It seems the Aim-listed miner has already shrugged off the scenes of the St Nicholas imposter 19-year-old grass-roots activist Ashley Feils of the Climate Justice Collective being frogmarched out of the meeting at the Institute of Directors.
A spokesman says GCM Resources is still “very committed” to getting the project approved, and plans to meet Bangladeshi prime minister Sheikh Hasina “as soon as possible” to discuss how the project can address the country’s energy needs.
The groups opposing the mine say the Phulbari Coal Project could displace 220,000 people. Not so, responds GCM, which claims 40,000 people will be resettled over 10 years, and that 17,000 new jobs will be created as the open-pit coal project develops.
“We welcome the opportunity to speak in a constructive dialogue with any group, but have not yet been taken up on this offer,” says GCM, which has reassured shareholders it is “aware” of their frustration.
What do Britain’s richest people want from life? To make sure they have enough cash to look after number one, claims deVere Group. When the financial adviser asked 232 of its clients with net worth of £1m-plus what they “really want from their wealth”, 47pc said their top priority is to protect their assets to “afford a comparable lifestyle throughout their retirement”. “Unexpected” costs such as medical bills are of greater concern than providing for next of kin.
= Taxing issue for Caudwell =
Billionaire Phones4U founder John Caudwell is famous for his philanthropy through his foundation for underprivileged children, Caudwell Children.
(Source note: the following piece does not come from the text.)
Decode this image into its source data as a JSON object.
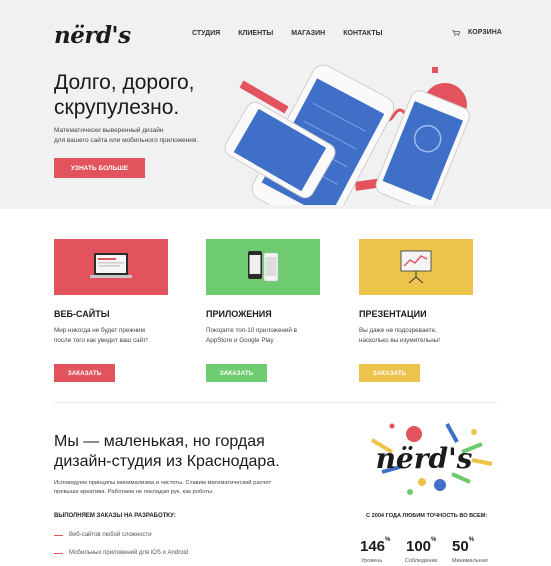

But he wasn’t always so saintly.
In the early days of building his mobile phone empire, the ferociously driven Caudwell dabbled in a spot of “tax planning”.
“In the early days, I did things I probably wouldn’t do now,” Caudwell told a Sunday magazine supplement. “But there came a point when that didn’t feel right. How can you preach about doing what’s right for society and then not pay your full [tax] whack to the Chancellor?”
Caudwell claims he now pays Britain’s largest personal income-tax bill, and encourages others to boycott organisations that aren’t behaving in a “fiscally responsible way”. “If everyone took their money offshore, we’d be stony broke,” preaches HMRC’s new poster child.
= Qatarlyst's secret suitors =
Now (Other OTC: NWPN - news) the broking and insurance technology provider has appointed PwC to manage its search for a strong third party in an “orderly” and “professional” manner. The names of Qatarlyst’s several suitors are protected by non-disclosure agreements, but Diary is told the partnership will be announced in the next few months.
This year is off to a flying start the Office for National Statistics has already jumped in to claim 2013 as “The International Year of Statistics”. That’s a whole 365 days dedicated to recognising the contributions of statistical science, and an excuse for Diary to remind readers of the joke about the man who was given a job at the ONS. Apparently, he was only hired to make up the numbers.